*Excerpts from an interface dataset:*
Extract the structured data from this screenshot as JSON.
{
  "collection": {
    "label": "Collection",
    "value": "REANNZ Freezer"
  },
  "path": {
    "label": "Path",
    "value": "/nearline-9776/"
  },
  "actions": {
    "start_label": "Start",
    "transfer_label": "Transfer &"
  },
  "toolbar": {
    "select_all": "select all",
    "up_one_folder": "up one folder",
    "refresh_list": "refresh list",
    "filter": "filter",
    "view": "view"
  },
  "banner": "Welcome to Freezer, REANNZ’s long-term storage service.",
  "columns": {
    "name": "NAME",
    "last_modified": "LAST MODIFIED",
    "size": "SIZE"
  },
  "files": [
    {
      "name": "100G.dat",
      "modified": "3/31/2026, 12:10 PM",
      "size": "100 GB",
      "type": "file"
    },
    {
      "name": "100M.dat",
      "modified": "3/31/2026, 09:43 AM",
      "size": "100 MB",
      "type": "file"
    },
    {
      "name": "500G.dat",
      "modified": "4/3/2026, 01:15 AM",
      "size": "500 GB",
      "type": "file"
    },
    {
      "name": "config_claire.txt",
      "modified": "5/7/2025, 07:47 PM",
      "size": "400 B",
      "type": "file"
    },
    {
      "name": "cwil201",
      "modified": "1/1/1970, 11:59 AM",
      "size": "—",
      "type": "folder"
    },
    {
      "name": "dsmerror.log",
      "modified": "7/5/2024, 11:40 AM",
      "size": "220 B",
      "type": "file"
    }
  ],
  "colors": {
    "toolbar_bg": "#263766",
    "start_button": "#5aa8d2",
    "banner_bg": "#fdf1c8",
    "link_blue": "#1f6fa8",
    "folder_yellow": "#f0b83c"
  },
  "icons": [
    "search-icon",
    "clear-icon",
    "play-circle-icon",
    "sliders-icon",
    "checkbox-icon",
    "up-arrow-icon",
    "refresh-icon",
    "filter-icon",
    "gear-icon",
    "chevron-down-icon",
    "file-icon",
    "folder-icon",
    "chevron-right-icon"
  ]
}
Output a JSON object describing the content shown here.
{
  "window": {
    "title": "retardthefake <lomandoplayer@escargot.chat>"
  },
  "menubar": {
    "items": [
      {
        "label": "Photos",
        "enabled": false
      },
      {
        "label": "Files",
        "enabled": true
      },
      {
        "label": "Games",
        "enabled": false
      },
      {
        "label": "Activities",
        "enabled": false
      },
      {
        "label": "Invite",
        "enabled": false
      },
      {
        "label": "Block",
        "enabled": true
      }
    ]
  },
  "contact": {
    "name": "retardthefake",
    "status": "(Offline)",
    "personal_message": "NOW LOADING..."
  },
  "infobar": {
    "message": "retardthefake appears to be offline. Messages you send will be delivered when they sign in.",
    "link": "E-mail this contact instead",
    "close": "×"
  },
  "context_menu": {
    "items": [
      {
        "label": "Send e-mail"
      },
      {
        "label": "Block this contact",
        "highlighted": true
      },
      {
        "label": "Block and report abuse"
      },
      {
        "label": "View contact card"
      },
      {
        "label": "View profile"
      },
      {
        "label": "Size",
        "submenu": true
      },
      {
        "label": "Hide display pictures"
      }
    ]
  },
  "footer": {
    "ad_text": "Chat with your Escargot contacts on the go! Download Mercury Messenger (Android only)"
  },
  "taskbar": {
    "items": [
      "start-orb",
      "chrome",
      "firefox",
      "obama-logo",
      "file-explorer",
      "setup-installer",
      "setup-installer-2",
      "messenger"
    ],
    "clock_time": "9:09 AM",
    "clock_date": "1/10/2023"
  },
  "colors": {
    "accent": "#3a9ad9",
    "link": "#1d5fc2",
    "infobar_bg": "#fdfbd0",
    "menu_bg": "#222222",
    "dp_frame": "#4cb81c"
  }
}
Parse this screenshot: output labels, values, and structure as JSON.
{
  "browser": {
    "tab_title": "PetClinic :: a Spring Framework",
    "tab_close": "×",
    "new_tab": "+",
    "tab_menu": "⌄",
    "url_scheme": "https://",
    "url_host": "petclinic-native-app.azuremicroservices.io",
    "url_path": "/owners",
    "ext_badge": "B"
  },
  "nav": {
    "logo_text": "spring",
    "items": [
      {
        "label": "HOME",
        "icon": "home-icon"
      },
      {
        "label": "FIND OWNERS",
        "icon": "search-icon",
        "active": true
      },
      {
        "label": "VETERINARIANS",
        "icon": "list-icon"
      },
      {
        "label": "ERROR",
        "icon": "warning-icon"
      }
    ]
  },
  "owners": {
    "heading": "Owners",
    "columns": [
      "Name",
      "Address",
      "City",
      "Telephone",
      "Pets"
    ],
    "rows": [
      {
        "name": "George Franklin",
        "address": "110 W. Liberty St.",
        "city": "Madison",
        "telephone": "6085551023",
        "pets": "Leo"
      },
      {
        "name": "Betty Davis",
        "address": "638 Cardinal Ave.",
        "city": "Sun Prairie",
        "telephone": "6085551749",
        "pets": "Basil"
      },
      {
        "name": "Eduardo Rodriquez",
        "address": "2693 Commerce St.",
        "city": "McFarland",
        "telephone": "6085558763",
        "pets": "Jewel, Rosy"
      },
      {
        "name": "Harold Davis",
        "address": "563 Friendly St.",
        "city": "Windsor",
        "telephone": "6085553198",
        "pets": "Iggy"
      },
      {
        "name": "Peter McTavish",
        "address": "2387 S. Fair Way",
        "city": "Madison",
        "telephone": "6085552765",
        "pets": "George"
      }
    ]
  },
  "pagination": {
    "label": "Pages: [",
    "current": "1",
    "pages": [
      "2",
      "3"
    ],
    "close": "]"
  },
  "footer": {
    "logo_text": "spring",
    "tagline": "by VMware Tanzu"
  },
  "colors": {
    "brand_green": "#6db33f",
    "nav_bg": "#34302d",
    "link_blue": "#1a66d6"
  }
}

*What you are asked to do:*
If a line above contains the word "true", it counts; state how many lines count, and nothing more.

*Solution:*
5